Eger, Hungary, and the Valley of the Beautiful Women

 by Carol Perehudoff


EGER, HUNGARY – My search for the Valley of the Beautiful Women was on. I’d arrived in the town of Eger, Hungary, 130 km north of Budapest, the night before, intending to check out the sights. The thermal springs were easy to find, as my chalet-style hotel, the Hunguest Hotel Flora, opened right onto the water park.


Where's the wine?

Where's the wine?

The 13th-century castle of Eger was easy to spot, too. It rose from the town centre, its sturdy stone walls surrounded by pastel Baroque buildings. The Valley of the Beautiful Women was trickier. I only knew that it was a wine valley a 30-minute walk from town, famous for Egri Bikaver, a robust red wine more familiarly known as Bull’s Blood, a staple of college students worldwide. Its name is said to have come from the 16th-century invading Ottomans, who believed the fierce Hungarian soldiers got their strength by drinking wine mixed with bull’s blood.

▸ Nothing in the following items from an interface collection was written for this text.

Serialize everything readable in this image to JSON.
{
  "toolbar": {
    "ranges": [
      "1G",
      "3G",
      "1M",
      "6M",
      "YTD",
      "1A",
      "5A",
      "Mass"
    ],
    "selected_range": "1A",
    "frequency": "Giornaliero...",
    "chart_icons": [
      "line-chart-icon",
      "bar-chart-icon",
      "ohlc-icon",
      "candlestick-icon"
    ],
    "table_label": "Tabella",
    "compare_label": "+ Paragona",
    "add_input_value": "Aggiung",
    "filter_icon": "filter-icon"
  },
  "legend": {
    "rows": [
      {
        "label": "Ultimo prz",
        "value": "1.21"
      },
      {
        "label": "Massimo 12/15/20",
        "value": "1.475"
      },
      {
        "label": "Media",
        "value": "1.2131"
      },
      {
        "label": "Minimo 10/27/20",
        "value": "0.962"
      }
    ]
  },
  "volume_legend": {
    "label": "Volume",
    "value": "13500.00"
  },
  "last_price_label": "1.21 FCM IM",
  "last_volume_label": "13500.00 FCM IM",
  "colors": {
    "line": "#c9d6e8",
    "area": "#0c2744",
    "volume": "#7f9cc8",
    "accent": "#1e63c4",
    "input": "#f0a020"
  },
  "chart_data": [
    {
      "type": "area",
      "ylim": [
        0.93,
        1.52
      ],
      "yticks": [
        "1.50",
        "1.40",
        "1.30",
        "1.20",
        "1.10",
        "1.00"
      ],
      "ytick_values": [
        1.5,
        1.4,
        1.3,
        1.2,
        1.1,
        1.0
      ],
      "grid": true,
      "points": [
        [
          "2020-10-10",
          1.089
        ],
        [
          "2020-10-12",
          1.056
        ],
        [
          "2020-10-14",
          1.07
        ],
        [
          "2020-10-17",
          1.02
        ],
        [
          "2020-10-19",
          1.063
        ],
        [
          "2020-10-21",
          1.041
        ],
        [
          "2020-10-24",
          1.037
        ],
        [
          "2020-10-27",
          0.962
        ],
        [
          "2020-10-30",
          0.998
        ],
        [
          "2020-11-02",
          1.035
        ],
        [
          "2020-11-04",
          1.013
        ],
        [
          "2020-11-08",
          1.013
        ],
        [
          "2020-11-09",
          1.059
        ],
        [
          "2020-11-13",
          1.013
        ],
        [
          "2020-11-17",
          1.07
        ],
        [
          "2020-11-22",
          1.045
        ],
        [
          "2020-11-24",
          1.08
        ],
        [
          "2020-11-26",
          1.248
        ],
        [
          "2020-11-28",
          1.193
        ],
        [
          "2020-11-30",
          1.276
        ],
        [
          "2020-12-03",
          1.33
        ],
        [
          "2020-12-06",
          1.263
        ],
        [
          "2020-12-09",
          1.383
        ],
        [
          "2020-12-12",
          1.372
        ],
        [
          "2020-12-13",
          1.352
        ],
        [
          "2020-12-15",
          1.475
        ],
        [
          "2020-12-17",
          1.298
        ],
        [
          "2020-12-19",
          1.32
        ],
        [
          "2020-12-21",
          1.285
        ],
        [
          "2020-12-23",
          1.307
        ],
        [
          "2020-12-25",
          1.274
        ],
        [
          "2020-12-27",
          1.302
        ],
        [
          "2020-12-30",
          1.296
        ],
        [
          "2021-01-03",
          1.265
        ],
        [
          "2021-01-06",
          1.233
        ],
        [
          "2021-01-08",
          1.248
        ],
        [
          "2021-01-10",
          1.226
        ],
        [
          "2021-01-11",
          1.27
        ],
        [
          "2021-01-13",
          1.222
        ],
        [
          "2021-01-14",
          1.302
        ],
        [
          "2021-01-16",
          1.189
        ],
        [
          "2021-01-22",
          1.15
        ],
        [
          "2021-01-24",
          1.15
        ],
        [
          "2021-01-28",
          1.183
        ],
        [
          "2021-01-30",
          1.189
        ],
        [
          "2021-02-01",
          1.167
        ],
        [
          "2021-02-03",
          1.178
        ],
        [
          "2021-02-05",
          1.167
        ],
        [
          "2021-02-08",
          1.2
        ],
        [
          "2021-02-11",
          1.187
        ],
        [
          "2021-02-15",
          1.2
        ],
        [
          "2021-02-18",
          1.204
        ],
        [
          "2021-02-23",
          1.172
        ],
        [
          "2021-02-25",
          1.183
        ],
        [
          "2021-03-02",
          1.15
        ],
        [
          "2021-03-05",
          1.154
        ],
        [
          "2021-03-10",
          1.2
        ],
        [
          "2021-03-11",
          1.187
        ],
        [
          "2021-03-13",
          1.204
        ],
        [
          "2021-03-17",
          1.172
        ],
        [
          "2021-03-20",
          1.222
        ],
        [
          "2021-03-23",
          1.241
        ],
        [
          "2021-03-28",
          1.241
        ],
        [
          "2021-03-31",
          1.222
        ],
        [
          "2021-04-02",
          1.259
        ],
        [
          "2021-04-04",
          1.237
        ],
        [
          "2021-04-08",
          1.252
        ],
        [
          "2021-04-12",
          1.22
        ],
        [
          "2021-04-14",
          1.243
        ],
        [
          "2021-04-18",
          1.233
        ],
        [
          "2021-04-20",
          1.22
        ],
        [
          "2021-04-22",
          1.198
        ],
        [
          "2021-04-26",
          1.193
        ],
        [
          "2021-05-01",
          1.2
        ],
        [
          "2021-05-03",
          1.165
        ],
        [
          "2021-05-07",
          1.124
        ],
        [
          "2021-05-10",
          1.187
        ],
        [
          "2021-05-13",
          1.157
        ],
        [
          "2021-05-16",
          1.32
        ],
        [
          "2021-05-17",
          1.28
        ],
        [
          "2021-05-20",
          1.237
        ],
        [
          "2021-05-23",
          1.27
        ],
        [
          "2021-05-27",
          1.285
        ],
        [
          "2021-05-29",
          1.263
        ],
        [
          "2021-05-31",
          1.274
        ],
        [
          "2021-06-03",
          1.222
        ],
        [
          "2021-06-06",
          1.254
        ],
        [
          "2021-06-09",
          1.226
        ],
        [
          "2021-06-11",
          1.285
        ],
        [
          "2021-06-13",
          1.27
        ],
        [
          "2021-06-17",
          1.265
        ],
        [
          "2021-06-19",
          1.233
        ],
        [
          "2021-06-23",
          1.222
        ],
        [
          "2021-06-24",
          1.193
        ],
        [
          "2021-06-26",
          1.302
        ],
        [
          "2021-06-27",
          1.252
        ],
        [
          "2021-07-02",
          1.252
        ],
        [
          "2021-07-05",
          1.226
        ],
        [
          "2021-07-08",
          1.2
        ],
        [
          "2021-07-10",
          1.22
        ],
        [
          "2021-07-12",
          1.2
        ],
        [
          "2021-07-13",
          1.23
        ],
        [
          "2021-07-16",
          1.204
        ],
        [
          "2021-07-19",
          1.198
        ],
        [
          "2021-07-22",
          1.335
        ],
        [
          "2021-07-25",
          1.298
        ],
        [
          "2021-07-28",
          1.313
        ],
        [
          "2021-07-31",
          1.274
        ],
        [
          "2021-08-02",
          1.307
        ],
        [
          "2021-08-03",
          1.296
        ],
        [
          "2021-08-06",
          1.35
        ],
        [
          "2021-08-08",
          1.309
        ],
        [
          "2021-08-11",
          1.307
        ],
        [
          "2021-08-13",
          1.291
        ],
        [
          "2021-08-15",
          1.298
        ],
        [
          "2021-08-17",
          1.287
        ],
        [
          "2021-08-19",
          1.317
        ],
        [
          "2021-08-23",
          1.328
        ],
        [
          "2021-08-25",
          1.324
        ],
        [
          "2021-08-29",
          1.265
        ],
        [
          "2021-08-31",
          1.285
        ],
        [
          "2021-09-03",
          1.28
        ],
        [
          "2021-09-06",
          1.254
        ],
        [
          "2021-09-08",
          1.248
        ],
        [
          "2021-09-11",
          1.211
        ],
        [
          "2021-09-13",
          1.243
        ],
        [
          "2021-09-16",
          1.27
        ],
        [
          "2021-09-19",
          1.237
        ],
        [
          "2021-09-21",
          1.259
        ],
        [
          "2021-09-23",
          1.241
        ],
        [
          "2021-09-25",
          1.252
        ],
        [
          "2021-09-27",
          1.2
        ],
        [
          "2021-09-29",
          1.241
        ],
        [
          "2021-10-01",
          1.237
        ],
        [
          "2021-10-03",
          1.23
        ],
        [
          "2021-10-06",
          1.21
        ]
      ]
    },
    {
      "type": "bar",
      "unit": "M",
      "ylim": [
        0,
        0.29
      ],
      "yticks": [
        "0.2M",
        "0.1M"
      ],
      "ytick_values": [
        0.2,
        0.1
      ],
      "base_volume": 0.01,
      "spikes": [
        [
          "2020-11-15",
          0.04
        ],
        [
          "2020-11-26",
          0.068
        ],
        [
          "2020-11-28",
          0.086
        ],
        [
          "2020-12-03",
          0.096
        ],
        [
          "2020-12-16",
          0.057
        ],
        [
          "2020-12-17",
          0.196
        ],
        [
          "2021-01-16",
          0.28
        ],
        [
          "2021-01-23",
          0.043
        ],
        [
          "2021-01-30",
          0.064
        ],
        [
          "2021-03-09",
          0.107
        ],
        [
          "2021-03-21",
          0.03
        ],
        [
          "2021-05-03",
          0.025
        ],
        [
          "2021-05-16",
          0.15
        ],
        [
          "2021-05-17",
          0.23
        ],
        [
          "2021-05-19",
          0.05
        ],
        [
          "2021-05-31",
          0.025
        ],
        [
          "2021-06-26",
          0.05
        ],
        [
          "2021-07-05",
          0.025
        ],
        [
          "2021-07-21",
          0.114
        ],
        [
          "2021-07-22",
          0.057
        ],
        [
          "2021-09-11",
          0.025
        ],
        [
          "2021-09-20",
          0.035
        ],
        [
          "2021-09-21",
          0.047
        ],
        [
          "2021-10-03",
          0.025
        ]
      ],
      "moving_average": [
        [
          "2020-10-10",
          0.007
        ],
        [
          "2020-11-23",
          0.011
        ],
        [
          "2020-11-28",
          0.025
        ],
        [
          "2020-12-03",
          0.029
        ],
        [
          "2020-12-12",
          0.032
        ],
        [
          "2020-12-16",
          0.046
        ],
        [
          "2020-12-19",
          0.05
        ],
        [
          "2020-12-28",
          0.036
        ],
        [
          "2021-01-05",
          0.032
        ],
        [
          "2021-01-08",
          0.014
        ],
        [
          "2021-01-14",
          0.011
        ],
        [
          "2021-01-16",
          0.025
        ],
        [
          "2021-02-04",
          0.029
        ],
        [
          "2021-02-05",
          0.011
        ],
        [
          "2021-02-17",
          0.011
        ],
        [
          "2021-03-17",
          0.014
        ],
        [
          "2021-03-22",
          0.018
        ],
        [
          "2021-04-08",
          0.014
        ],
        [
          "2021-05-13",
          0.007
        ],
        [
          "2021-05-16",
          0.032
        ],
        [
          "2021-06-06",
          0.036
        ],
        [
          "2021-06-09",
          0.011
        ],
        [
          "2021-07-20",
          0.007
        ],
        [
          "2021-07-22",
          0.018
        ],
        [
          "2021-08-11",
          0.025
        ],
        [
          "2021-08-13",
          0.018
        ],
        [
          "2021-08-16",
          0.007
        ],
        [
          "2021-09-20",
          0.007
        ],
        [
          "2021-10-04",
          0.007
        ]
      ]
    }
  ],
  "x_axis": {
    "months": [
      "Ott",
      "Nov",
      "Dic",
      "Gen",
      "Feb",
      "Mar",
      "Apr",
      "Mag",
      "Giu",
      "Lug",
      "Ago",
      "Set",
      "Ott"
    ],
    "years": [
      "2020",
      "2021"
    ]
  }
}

Deciding anything alcohol related was best as an end-of-the-day activity, I headed first to the castle. It was here, in 1552, that 2,000 wine-fueled Hungarians fended off over 60,000 invading Ottomans. It wasn’t just the men fighting. The women of Eger fought, too, pouring oil, soup and hot fat over the invading Turks from the castle ramparts. After a 38-day siege, the Ottomans retreated and Eger was free.

The fact that in 1596 the Turks returned and were victorious is, of course, a less celebrated moment in Hungarian history, though a 40-metre tall minaret is a reminder of their 91-year rule.

If Bull’s Blood was going to make me as fearless and feisty as a Hungarian warrior woman, I was all for it. But I still didn’t know how to get there, and heading out of town with no clear idea where I was going seemed risky.

I was standing in the main square looking at an ornate pink church when a hokey little tourist train pulled up to the curb. “Do you go to the Valley?” I asked the driver.

“Yes! Yes! Stop at Valley of Beautiful Women for 10 minutes and drink a cup of wine.”

It was 6 p.m., the last train of the day, so I hopped on. Crammed in among a group of French families, I clung tight as we sailed through the streets and past the town limits, swooping into a small horseshoe-shaped valley dotted with cave-like cellars.


Ah, I found the vino

Ah, I found the vino

“10 minutes!” the driver said.

It would take more than 10 minutes to make me feisty and fearless so I decided to ditch the train and worry about getting back later. While some of the wine cellars were dressed up with patios and brick or wooden facades, others had simple creaky wooden doors. Likely dug by locals seeking refuge during the Turkish occupation of Eger, the caves make ideal wine cellars, providing storage and outlets for local vineyards. Like Bulls’ Blood itself, the establishments looked unpretentious and inexpensive – the kind where you can bring your own bottle to be filled.

Outside a cellar with a fake castle front, I started talking to an Englishman from Brighton named Dan. His grandfather was from Eger, he said, and he’d been raised on Bull’s Blood.

Glad for an expert guide, I followed him into a tunnel-shaped cellar. Bottles were laid flat on shelves against the wall and pitchers of wine sat on the counter. A blond woman served me a glass of red, then Dan and I cellar hopped around the horseshoe. The highlight was cave 28, where the carafes on the counter looked like science experiments and the Bull’s Blood, light and tart, slid down my throat and before I could say I didn’t really care for it, it was gone.

In no time at all I’d learned how to say cheers in Hungarian (Egeszsegedre!), that Bull’s Blood was a blended wine, and that 2003 was a good year, but I hadn’t solved the problem of getting back to my hotel. “Are you walking back to town?” I asked Dan hopefully.

“Sorry, I’m camping near the valley,” he said.

I’d have to go back alone. Night was falling, I had only a vague idea of where the town was, and I’d drunk too much wine. At least, I thought, heading out the valley, into the dusk and eventually back to town, I felt fearless about it.


Just the Facts for Eger, Hungary:

How to get there: Eger is a two-hour train ride from Budapest. It can be done as a day trip but the charming Baroque buildings, wine cellars and thermal springs warrant an overnight stay.

Eger hotels: The Hunguest Hotel Flora offers free entrance to the water park and is a short walk to the centre of town.